Like most Paleo people, I eat a TON of eggs! They’re loaded with nutrients, perfect for a quick meal, and delicious when cooked right! I used to wake up at 5AM and be on the road to work by 6AM; hard-boiled eggs were often the most convenient option. And on days when I would be half asleep, going out the door, and leaving my lunch behind… 🙁 … hard boiled eggs were the healthiest option in the corporate cafeteria. For the longest time, sometimes my eggs would get that green ring around the yolk and sometimes they wouldn’t. Even the ones I would buy at work would often have the green hue.
When eggs are overcooked, the greenish hue occurs as a result of the reaction between the sulfur and iron compounds in the egg. The eggs are still edible. I have heard people say that the taste is unaffected. I absolutely disagree. If you have ever had a perfectly hard-boiled egg, then you know that an overcooked egg tastes pretty bad. Plus, it smells terrible! Poor eggs have a bad rep for their smell, all because they are constantly being overcooked. Perfectly hard-boiled eggs are odorless! This is especially important if you plan to eat them at the office or on an airplane.
Since I often eat them at work, I really don’t want my eggs to be smelly. So, I researched and I researched. I tried every method… boil them for this long, use this temperature water, etc. etc. Sometimes it worked, sometimes it didn’t. I finally found a method that works perfectly… EVERY TIME. I learned this method from the famous French chef, Jacque Pepin, not personally (I wish!), I saw him do this on TV.
Fresh eggs tend to be harder to peel, but I have found with this technique they actually peel pretty easily!
How to Make Perfect Hard-Boiled Eggs

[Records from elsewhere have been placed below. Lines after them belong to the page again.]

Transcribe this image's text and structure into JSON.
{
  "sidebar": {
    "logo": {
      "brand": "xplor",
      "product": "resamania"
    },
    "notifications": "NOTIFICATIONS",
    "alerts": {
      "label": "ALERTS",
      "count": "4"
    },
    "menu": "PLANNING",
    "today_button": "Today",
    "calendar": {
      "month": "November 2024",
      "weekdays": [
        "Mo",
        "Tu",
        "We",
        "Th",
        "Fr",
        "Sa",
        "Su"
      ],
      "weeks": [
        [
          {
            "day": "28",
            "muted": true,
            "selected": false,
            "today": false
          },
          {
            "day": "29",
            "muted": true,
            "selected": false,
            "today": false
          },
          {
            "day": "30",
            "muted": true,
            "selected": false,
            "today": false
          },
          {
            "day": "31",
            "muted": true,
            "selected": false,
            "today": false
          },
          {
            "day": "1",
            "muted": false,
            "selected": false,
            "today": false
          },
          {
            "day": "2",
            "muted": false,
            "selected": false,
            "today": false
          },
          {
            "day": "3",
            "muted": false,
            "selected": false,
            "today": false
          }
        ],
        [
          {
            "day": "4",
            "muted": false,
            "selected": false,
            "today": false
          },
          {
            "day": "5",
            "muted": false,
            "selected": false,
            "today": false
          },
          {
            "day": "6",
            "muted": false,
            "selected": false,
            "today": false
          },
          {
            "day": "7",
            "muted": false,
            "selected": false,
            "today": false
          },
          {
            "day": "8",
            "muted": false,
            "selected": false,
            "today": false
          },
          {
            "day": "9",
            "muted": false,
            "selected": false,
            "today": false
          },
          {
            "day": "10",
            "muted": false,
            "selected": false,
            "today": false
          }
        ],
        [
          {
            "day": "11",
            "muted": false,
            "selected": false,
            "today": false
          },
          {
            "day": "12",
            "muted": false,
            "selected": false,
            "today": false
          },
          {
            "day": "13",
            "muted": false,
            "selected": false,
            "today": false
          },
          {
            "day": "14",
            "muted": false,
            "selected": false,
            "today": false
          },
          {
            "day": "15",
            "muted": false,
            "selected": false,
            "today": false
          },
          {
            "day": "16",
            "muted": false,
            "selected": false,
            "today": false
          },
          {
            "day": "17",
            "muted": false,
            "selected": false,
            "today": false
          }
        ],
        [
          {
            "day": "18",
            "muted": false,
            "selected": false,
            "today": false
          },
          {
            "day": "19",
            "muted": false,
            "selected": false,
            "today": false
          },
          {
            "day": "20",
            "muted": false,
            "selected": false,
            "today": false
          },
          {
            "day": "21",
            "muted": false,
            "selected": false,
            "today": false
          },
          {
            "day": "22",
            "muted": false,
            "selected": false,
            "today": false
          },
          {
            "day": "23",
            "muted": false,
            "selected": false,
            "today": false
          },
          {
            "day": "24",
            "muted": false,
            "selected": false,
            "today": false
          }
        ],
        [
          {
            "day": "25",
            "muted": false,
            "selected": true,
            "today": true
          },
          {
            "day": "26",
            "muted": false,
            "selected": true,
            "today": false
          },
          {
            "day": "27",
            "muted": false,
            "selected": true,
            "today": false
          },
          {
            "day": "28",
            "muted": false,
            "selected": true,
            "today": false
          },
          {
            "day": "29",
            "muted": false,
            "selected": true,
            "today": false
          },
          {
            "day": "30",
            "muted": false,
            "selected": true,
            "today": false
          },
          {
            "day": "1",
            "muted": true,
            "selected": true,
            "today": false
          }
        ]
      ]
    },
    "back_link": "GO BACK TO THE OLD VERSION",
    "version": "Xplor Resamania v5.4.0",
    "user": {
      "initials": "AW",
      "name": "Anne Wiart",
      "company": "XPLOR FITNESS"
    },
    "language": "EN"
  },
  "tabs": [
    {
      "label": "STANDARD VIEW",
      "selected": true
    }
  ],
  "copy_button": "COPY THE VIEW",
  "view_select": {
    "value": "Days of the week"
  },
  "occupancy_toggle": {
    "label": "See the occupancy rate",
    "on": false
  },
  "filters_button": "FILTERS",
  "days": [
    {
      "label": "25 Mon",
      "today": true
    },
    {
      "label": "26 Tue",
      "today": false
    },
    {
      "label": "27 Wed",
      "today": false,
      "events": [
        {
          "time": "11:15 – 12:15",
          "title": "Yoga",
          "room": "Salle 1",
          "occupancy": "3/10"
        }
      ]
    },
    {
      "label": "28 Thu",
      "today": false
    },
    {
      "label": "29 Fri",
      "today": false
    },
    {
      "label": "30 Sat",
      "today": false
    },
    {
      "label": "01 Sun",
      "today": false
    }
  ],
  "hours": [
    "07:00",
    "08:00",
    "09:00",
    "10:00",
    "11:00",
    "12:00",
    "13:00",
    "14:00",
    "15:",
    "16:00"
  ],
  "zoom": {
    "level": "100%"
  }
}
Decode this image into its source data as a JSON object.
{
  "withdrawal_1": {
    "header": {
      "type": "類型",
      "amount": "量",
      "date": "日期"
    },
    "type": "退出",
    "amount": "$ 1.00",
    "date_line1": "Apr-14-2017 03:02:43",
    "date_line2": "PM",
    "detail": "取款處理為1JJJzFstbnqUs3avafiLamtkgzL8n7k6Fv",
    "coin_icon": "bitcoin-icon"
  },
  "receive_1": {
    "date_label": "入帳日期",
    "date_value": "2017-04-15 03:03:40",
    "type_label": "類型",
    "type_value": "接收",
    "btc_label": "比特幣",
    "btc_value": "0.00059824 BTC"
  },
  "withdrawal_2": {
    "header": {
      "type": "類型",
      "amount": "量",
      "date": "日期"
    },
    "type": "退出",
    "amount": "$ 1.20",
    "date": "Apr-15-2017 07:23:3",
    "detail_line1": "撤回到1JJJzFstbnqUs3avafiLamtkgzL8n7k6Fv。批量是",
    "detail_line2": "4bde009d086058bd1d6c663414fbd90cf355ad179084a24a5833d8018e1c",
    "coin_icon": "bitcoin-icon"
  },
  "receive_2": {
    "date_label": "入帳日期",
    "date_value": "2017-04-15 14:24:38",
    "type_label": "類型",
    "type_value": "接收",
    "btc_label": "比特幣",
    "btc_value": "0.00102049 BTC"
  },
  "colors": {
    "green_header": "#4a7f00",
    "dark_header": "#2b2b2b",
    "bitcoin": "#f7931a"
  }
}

Bring a pot of water to a light boil (not a rolling boil). Use a pot that is large enough, so your eggs will be in a single layer and will be covered with at least an inch or two of water.
Use a thumbtack and place a hole on the larger round side (not pointy side) of each egg. This releases pressure inside of the egg, so the shells won’t crack.
Using a spoon, gently lower each egg into the lightly boiling water. Boil the eggs for 10 minutes, making sure that the water is only gently boiling. The water boiling at too high of a temperature is what causes eggs to become tough and rubbery.
Empty the water and leave the eggs in the pot. Shake the pot, so the eggs bang together and the shells crack.
Cover eggs in cold water. Allow them to sit for 5 minutes, so the eggs can cool.
Optional: Peel eggs under running water. This makes them easier to peel.
Optional: Slice eggs using an egg slicer. I use this one.
Enjoy perfect hard-boiled eggs!
Do you eat a lot of eggs? What’s your favorite way to prepare them?
Click HERE to PIN this post!
PAID ENDORSEMENT DISCLOSURE: In order for me to support my blogging activities, I may receive monetary compensation or other types of remuneration for my endorsement, recommendation, testimonial and/or link to any products or services from this blog. I only recommend products that I wholeheartedly believe to be valuable or that I use myself. Rubies & Radishes is a participant in the Amazon Services LLC Associates Program, an affiliate advertising program designed to provide a means for sites to earn advertising fees by advertising and linking to amazon.com